Print this page What is Euthanasia? Euthanasia is the termination of a very sick person's life in order to relieve them of their suffering. A person who undergoes euthanasia usually has an incurable condition. But there are other instances where some people want their life to be ended.
In many cases, it is carried out at the person's request but there are times when they may be too ill and the decision is made by relatives, medics or, in some instances, the courts. The term is derived from the Greek word euthanatos which means easy death. Euthanasia is against the law in the UK where it is illegal to help anyone kill themselves.
Voluntary euthanasia or assisted suicide can lead to imprisonment of up to 14 years. The issue has been at the centre of very heated debates for many years and is surrounded by religious, ethical and practical considerations.
The ethics of euthanasia Euthanasia raises a number of agonising moral dilemmas: At the heart of these arguments are the different ideas that people have about the meaning and value of human existence.
Should human beings have the right to decide on issues of life and death? There are also a number of arguments based on practical issues. Some people think that euthanasia shouldn't be allowed, even if it was morally right, because it could be abused and used as a cover for murder.
Killing or letting die Euthanasia can be carried out either by taking actionsincluding giving a lethal injection, or by not doing what is necessary to keep a person alive such as failing to keep their feeding tube going.
Euthanasia and pain relief It's not euthanasia to give a drug in order to reduce pain, even though the drug causes the patient to die sooner. This is because the doctor's intention was to relieve the pain, not to kill the patient. This argument is sometimes known as the Doctrine of Double Effect.
Mercy killing Very often people call euthanasia 'mercy killing', perhaps thinking of it for someone who is terminally ill and suffering prolonged, unbearable pain. Why people want euthanasia Most people think unbearable pain is the main reason people seek euthanasia, but some surveys in the USA and the Netherlands showed that less than a third of requests for euthanasia were because of severe pain.
Terminally ill people can have their quality of life severely damaged by physical conditions such as incontinence, nausea and vomiting, breathlessness, paralysis and difficulty in swallowing. Psychological factors that cause people to think of euthanasia include depression, fearing loss of control or dignity, feeling a burden, or dislike of being dependent.The current "debate" on the legitimacy of euthanasia is a good indicator of the overall moral state of Canadian society.
This debate also illustrates how secularized some Christians have become, blindly adopting anti-Biblical concepts such as the "quality of life" or even the "right to die.".
Euthanasia is the deliberate advancement of a person's death for the benefit of that person.

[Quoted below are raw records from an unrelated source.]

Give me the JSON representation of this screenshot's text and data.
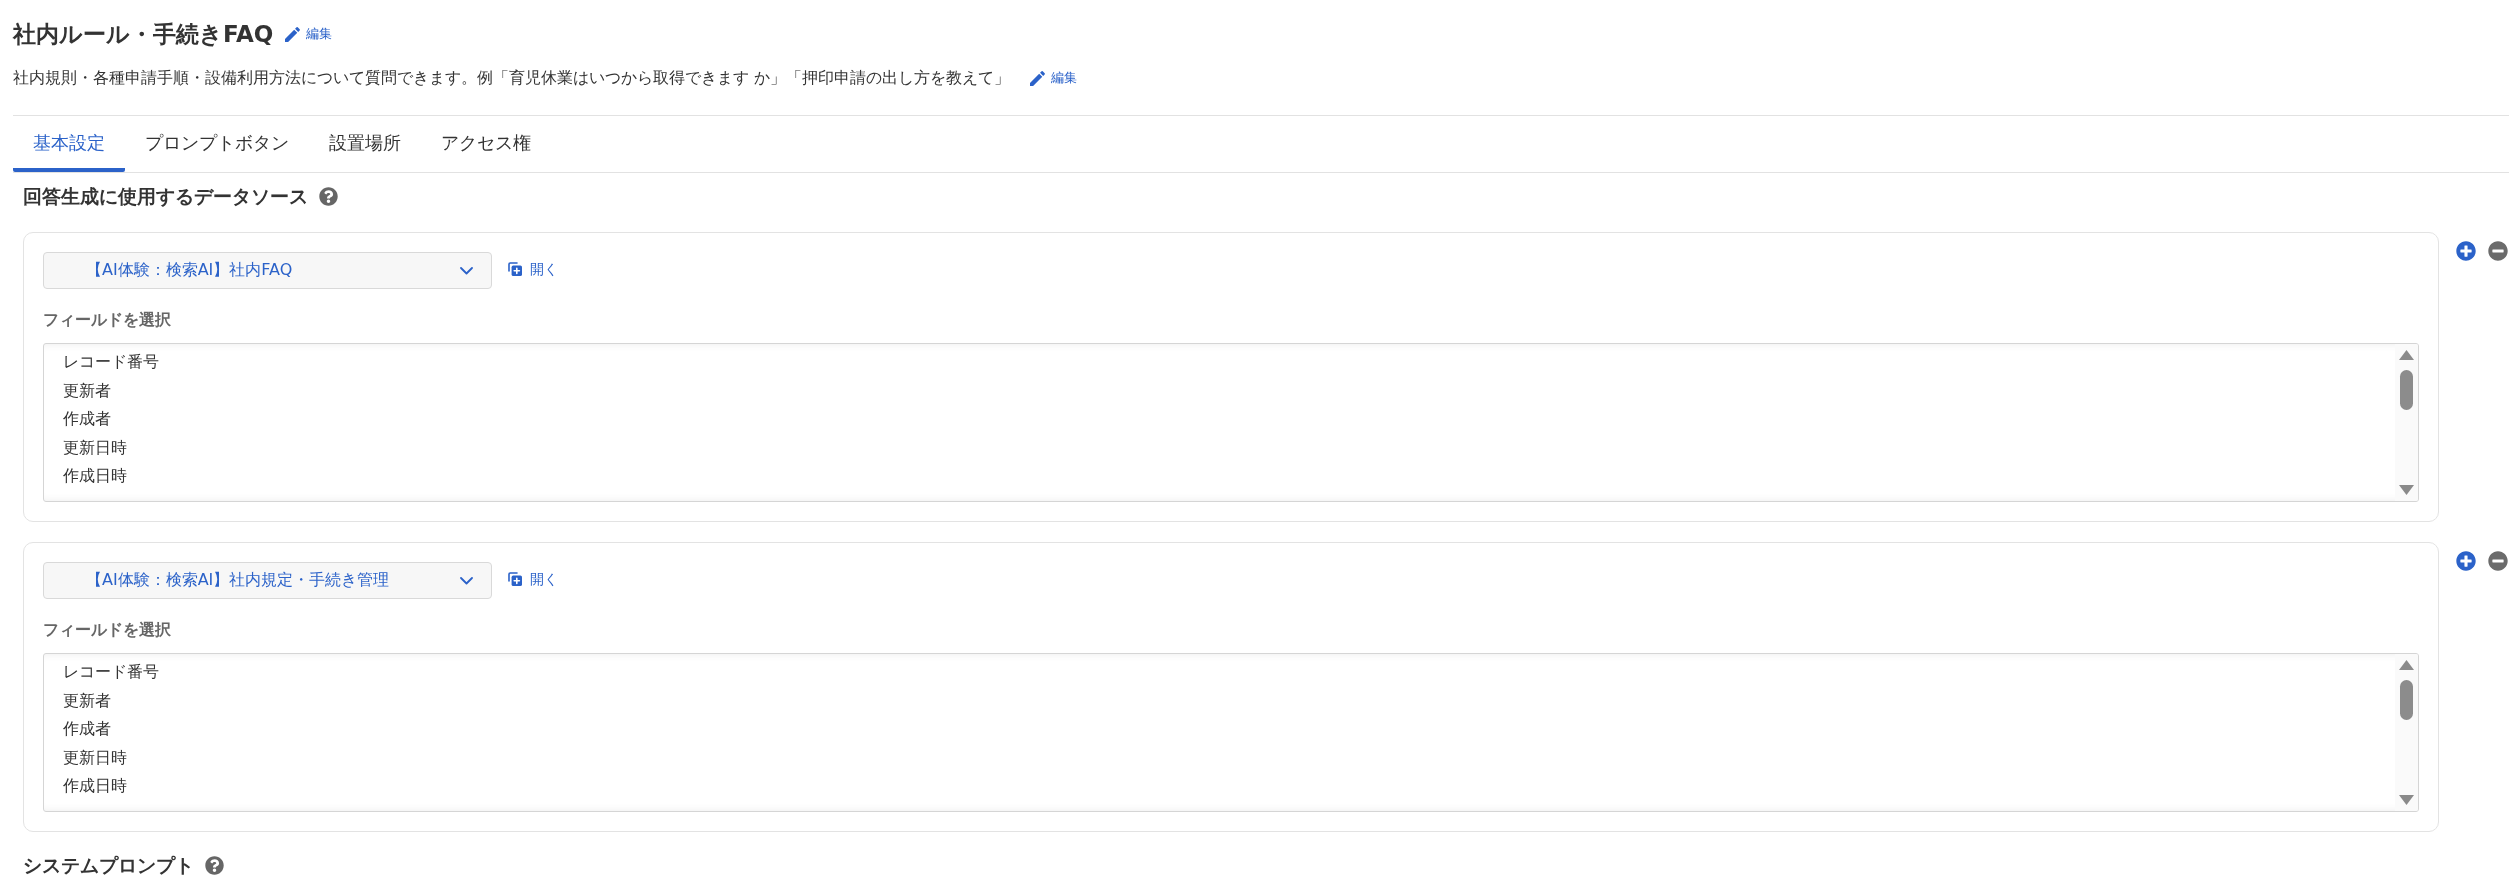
{
  "header": {
    "title": "社内ルール・手続きFAQ",
    "title_edit": "編集",
    "description": "社内規則・各種申請手順・設備利用方法について質問できます。例「育児休業はいつから取得できます か」「押印申請の出し方を教えて」",
    "description_edit": "編集"
  },
  "tabs": [
    {
      "label": "基本設定",
      "selected": true
    },
    {
      "label": "プロンプトボタン",
      "selected": false
    },
    {
      "label": "設置場所",
      "selected": false
    },
    {
      "label": "アクセス権",
      "selected": false
    }
  ],
  "data_sources": {
    "heading": "回答生成に使用するデータソース",
    "items": [
      {
        "source": "【AI体験：検索AI】社内FAQ",
        "open_link": "開く",
        "field_label": "フィールドを選択",
        "fields": [
          "レコード番号",
          "更新者",
          "作成者",
          "更新日時",
          "作成日時"
        ]
      },
      {
        "source": "【AI体験：検索AI】社内規定・手続き管理",
        "open_link": "開く",
        "field_label": "フィールドを選択",
        "fields": [
          "レコード番号",
          "更新者",
          "作成者",
          "更新日時",
          "作成日時"
        ]
      }
    ]
  },
  "system_prompt": {
    "heading": "システムプロンプト"
  }
}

In most cases euthanasia is carried out because the person asks to die, but there are cases where a person can't make such a request.
Unbearable suffering and requests for euthanasia prospectively studied in end-of-life cancer patients in primary care In this study the presence and nature of unbearable suffering and its relationship to requests for euthanasia was investigated.
percentage of total of ungranted requests), death of the patient before finalization of. Abstract. By extending its euthanasia law to minors in , Belgium has fuelled the international debate on this issue. In fact, Medicine does not always have something to . Patient requests for euthanasia and assisted suicide in terminal illness: the role of the psychiatrist.
The focus of the writing and discussion regarding the request to die has been on a patient's capacity.
There has not been an adequate focus on the possible meanings contained within the request to die. A patient's request to die is a. This issues paper explores voluntary euthanasia. It is not intended to be exhaustive, however it aims to add to considerations of this very complex and sensitive topic through analysis of the domestic regulatory environment relating to both passive and active forms of voluntary euthanasia, and of relevant international laws by way of comparison with domestic regulation.